- To date, Zynga players have raised more than $3 million in connection with Zynga.org social partnerships, the majority of which has been directed to the welfare of women and children in Haiti.
These cases illustrate that social games could be a good route for for-profit or non-profit businesses hoping to raise a little awareness for social good projects.
4. Social Games Are a Fad
Social networking dominates most people's time spent online, but next in line is online gaming, Nielsen reported in August. Of course, social gaming only accounts for a portion of that sector, but still, the fact that social networking and online gaming dominate online activity is a nod to the growing importance of social gaming.
Syrek pointed to the 2010 PopCap Social Gaming Research Results to validate her argument that social gaming isn't a fad.
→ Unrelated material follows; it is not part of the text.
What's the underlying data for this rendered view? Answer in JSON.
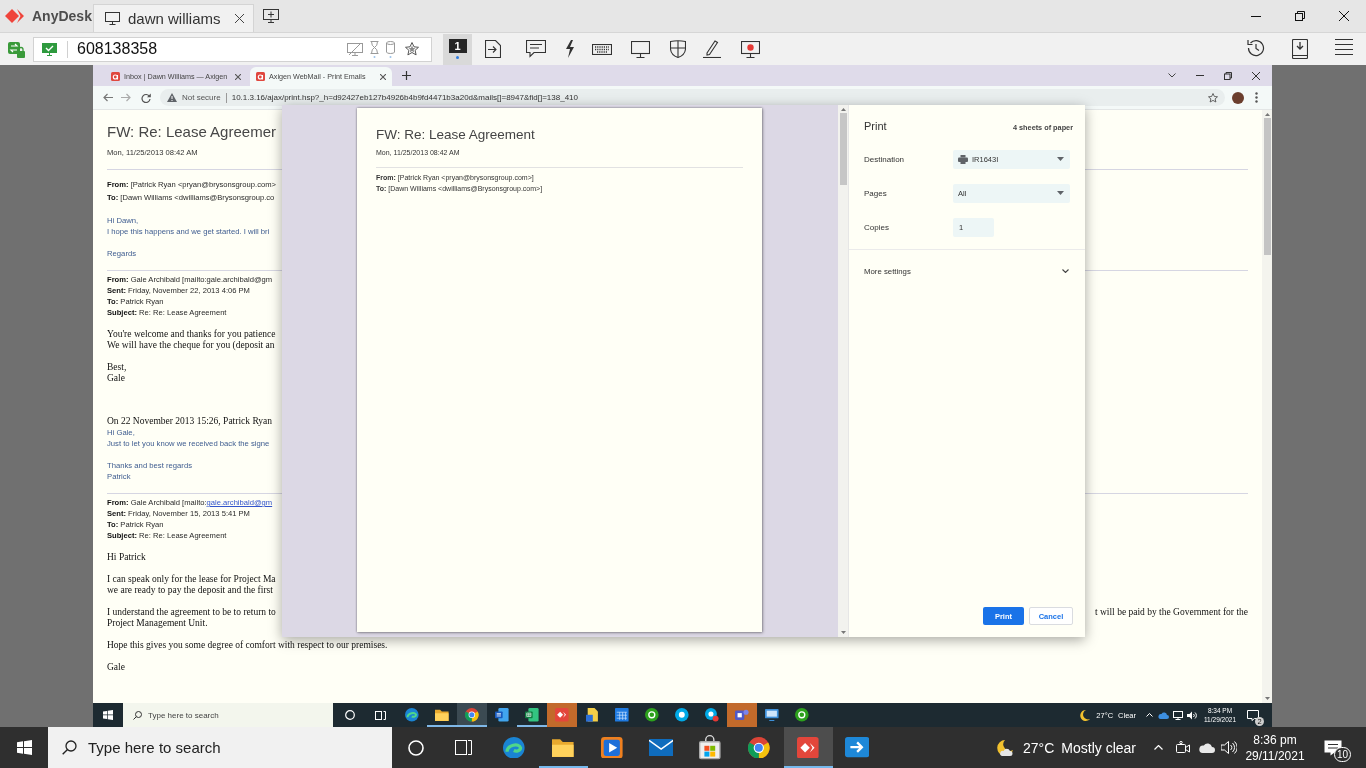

The study found that 24 percent of U.S. and U.K. Internet users play social games at least once a week, and that most social gamers play other genres of games, including casual and hardcore games.
In another portion of the session, Manny Anekal, director of brand advertising at Zynga, illustrated that users are spending a lot of time playing social games. FarmVille users average a whopping 68 minutes of FarmVille play per day and Mafia Wars users average 52 minutes per day on the game, according to April 2010 Cisco Security Intelligence Operation data, for example. It's no secret that social games are engaging (and addictive), but who knew users were spending so much time tending to virtual farms and brawls?
While it is admittedly difficult to decide if social gaming is truly a fad or not, data points toward its continued and growing popularity.
What are your thoughts on marketing in social games? Let us know in the comments below.